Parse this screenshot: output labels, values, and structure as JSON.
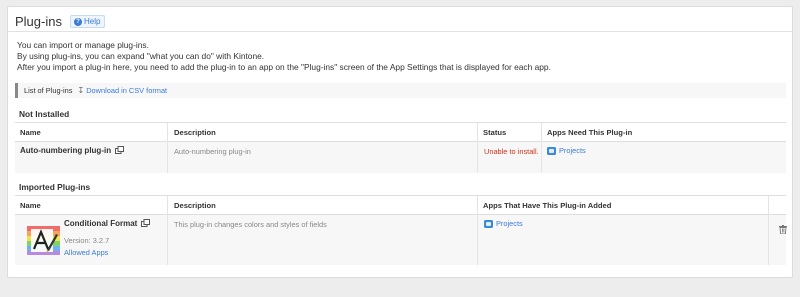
{
  "header": {
    "title": "Plug-ins",
    "help_label": "Help"
  },
  "intro": [
    "You can import or manage plug-ins.",
    "By using plug-ins, you can expand \"what you can do\" with Kintone.",
    "After you import a plug-in here, you need to add the plug-in to an app on the \"Plug-ins\" screen of the App Settings that is displayed for each app."
  ],
  "csv": {
    "label": "List of Plug-ins",
    "link": "Download in CSV format"
  },
  "not_installed": {
    "section_title": "Not Installed",
    "columns": {
      "name": "Name",
      "description": "Description",
      "status": "Status",
      "apps": "Apps Need This Plug-in"
    },
    "rows": [
      {
        "name": "Auto-numbering plug-in",
        "description": "Auto-numbering plug-in",
        "status": "Unable to install.",
        "app": "Projects"
      }
    ]
  },
  "imported": {
    "section_title": "Imported Plug-ins",
    "columns": {
      "name": "Name",
      "description": "Description",
      "apps": "Apps That Have This Plug-in Added"
    },
    "rows": [
      {
        "name": "Conditional Format",
        "version": "Version: 3.2.7",
        "allowed_apps": "Allowed Apps",
        "description": "This plug-in changes colors and styles of fields",
        "app": "Projects"
      }
    ]
  },
  "colors": {
    "link": "#3b7bd6",
    "error": "#d0341e",
    "app_icon": "#3a8ad8"
  }
}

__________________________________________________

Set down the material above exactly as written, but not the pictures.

Parse this screenshot: output labels, values, and structure as JSON.
{
  "header": {
    "title": "Plug-ins",
    "help_label": "Help"
  },
  "intro": [
    "You can import or manage plug-ins.",
    "By using plug-ins, you can expand \"what you can do\" with Kintone.",
    "After you import a plug-in here, you need to add the plug-in to an app on the \"Plug-ins\" screen of the App Settings that is displayed for each app."
  ],
  "csv": {
    "label": "List of Plug-ins",
    "link": "Download in CSV format"
  },
  "not_installed": {
    "section_title": "Not Installed",
    "columns": {
      "name": "Name",
      "description": "Description",
      "status": "Status",
      "apps": "Apps Need This Plug-in"
    },
    "rows": [
      {
        "name": "Auto-numbering plug-in",
        "description": "Auto-numbering plug-in",
        "status": "Unable to install.",
        "app": "Projects"
      }
    ]
  },
  "imported": {
    "section_title": "Imported Plug-ins",
    "columns": {
      "name": "Name",
      "description": "Description",
      "apps": "Apps That Have This Plug-in Added"
    },
    "rows": [
      {
        "name": "Conditional Format",
        "version": "Version: 3.2.7",
        "allowed_apps": "Allowed Apps",
        "description": "This plug-in changes colors and styles of fields",
        "app": "Projects"
      }
    ]
  },
  "colors": {
    "link": "#3b7bd6",
    "error": "#d0341e",
    "app_icon": "#3a8ad8"
  }
}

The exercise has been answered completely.